It is proposed that each loan origination fund will be required to limit leverage at all times to 200% of its total assets or such other limit as may be set by the Central Bank from time to time. In the event that this limit is breached, the fund must secure the approval of the Central Bank for a formal plan to bring the fund into compliance with the specified leverage ratio. While the proposed leverage cap does not, on the face of it, appear to be overly restrictive, we would anticipate that interested parties will want further clarification on precisely when the leverage calculation must be performed, how leverage is to be determined and what can be included in the asset calculation.
To address the risk of runs by investors, the Central Bank is proposing that loan origination funds must be closed-ended and established for a finite period.

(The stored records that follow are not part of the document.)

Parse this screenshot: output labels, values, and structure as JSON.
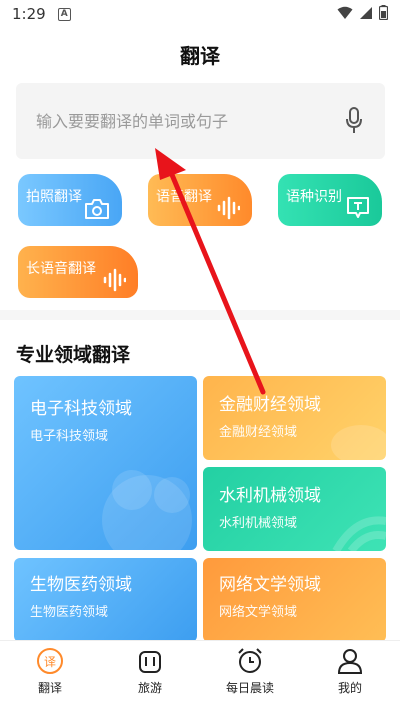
{
  "status": {
    "time": "1:29",
    "badge": "A"
  },
  "header": {
    "title": "翻译"
  },
  "search": {
    "placeholder": "输入要要翻译的单词或句子"
  },
  "features": [
    {
      "label": "拍照翻译",
      "icon": "camera-icon"
    },
    {
      "label": "语音翻译",
      "icon": "voice-wave-icon"
    },
    {
      "label": "语种识别",
      "icon": "text-bubble-icon"
    },
    {
      "label": "长语音翻译",
      "icon": "voice-wave-icon"
    }
  ],
  "section": {
    "title": "专业领域翻译"
  },
  "domains": [
    {
      "title": "电子科技领域",
      "subtitle": "电子科技领域"
    },
    {
      "title": "金融财经领域",
      "subtitle": "金融财经领域"
    },
    {
      "title": "水利机械领域",
      "subtitle": "水利机械领域"
    },
    {
      "title": "生物医药领域",
      "subtitle": "生物医药领域"
    },
    {
      "title": "网络文学领域",
      "subtitle": "网络文学领域"
    }
  ],
  "nav": [
    {
      "label": "翻译",
      "icon": "translate-icon",
      "active": true
    },
    {
      "label": "旅游",
      "icon": "luggage-icon",
      "active": false
    },
    {
      "label": "每日晨读",
      "icon": "alarm-clock-icon",
      "active": false
    },
    {
      "label": "我的",
      "icon": "user-icon",
      "active": false
    }
  ],
  "colors": {
    "accent": "#ff7e26",
    "blue": "#3d9ef0",
    "green": "#1ac99a",
    "arrow": "#e8141b"
  }
}
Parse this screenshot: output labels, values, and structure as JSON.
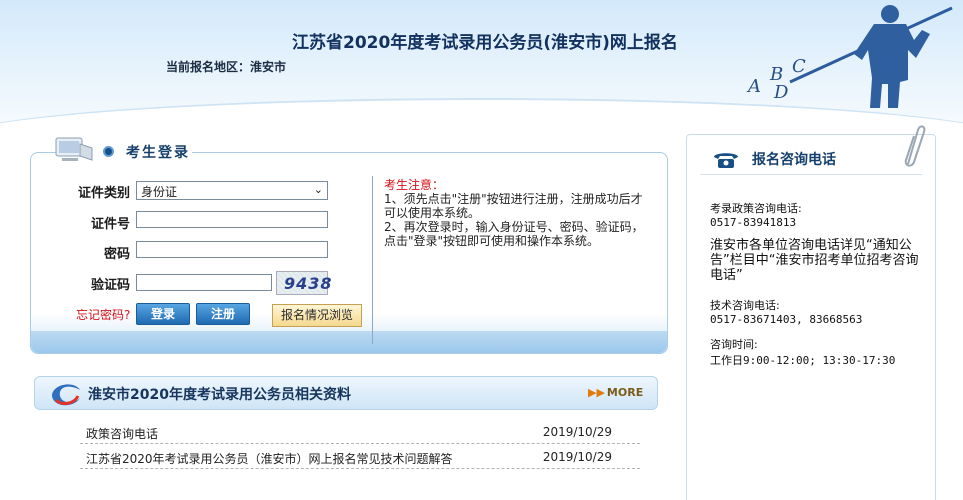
{
  "header": {
    "title": "江苏省2020年度考试录用公务员(淮安市)网上报名",
    "region_label": "当前报名地区：",
    "region_value": "淮安市",
    "deco_letters": [
      "A",
      "B",
      "C",
      "D"
    ]
  },
  "login": {
    "title": "考生登录",
    "id_type_label": "证件类别",
    "id_type_value": "身份证",
    "id_number_label": "证件号",
    "id_number_value": "",
    "password_label": "密码",
    "password_value": "",
    "captcha_label": "验证码",
    "captcha_value": "",
    "captcha_image_text": "9438",
    "forgot_password": "忘记密码?",
    "login_button": "登录",
    "register_button": "注册",
    "browse_button": "报名情况浏览"
  },
  "notice": {
    "title": "考生注意：",
    "item1": "1、须先点击\"注册\"按钮进行注册，注册成功后才可以使用本系统。",
    "item2": "2、再次登录时，输入身份证号、密码、验证码，点击\"登录\"按钮即可使用和操作本系统。"
  },
  "resources": {
    "title": "淮安市2020年度考试录用公务员相关资料",
    "more": "MORE",
    "items": [
      {
        "title": "政策咨询电话",
        "date": "2019/10/29"
      },
      {
        "title": "江苏省2020年考试录用公务员（淮安市）网上报名常见技术问题解答",
        "date": "2019/10/29"
      }
    ]
  },
  "consult": {
    "title": "报名咨询电话",
    "policy_label": "考录政策咨询电话:",
    "policy_phone": "0517-83941813",
    "units_note": "淮安市各单位咨询电话详见“通知公告”栏目中“淮安市招考单位招考咨询电话”",
    "tech_label": "技术咨询电话:",
    "tech_phone": "0517-83671403, 83668563",
    "hours_label": "咨询时间:",
    "hours_value": "工作日9:00-12:00; 13:30-17:30"
  },
  "colors": {
    "accent_blue": "#1f6ab2",
    "notice_red": "#d6101a",
    "title_navy": "#12315e"
  }
}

However, the fund may at its discretion, on dates to be determined at authorisation, invite redemptions without commitment and on a non-preferred basis. Furthermore, loan origination funds may only make distributions or provide for redemptions (presumably at the discretion of the fund) during its life to the extent that there is unencumbered cash or liquid assets available for distribution that will not impact the regulatory or liquidity related obligations of the fund.
Certain prescribed information must be detailed in the fund prospectus, including details of the fund’s risk/reward profile, levels of anticipated concentration, geographic and sectoral exposure. Details of the applicable credit monitoring process must be included and the prospectus must include a prominent risk warning to the effect that the Central Bank may tighten lending standards and leverage limits applicable to the fund.
The fund prospectus must also disclose whether the AIFM will provide investors with access to records and staff for the purposes of investor due diligence. Where such access is to be provided for due diligence purposes, the Central Bank is proposing that such access must be provided by the AIFM on a non-discriminatory basis. Furthermore, the AIFM must not intentionally or negligently conceal or fail to disclose information that a reasonable person would be likely to have considered important in considering an investment in the fund. It is not entirely clear how the Central Bank could enforce these proposals in respect of an AIFM that has been authorised by a regulator in another EU Member State. Furthermore, aspects of the proposed due diligence rules as expressed in the consultation paper appear to us to be somewhat contradictory.
A specific Central Bank Code of Conduct will also apply where loans are made to SMEs in Ireland and, where relevant, the prospectus should draw the attention of investors to the implications of this Code.
Finally, the Central Bank is proposing requirements in terms of the details of the fund’s loan book to be included in periodic statements. This will require a breakdown to be provided in terms of loan seniority, repayment terms, loan-to-value ratios and loan performance. The Central Bank also proposes that this information be provided to unitholders at each net asset value calculation point which may prove problematic from a practical perspective. An intention to put in place similar reporting requirements to the Central Bank in respect of individual loans as currently applies to the banking sector is also noted in the consultation papers.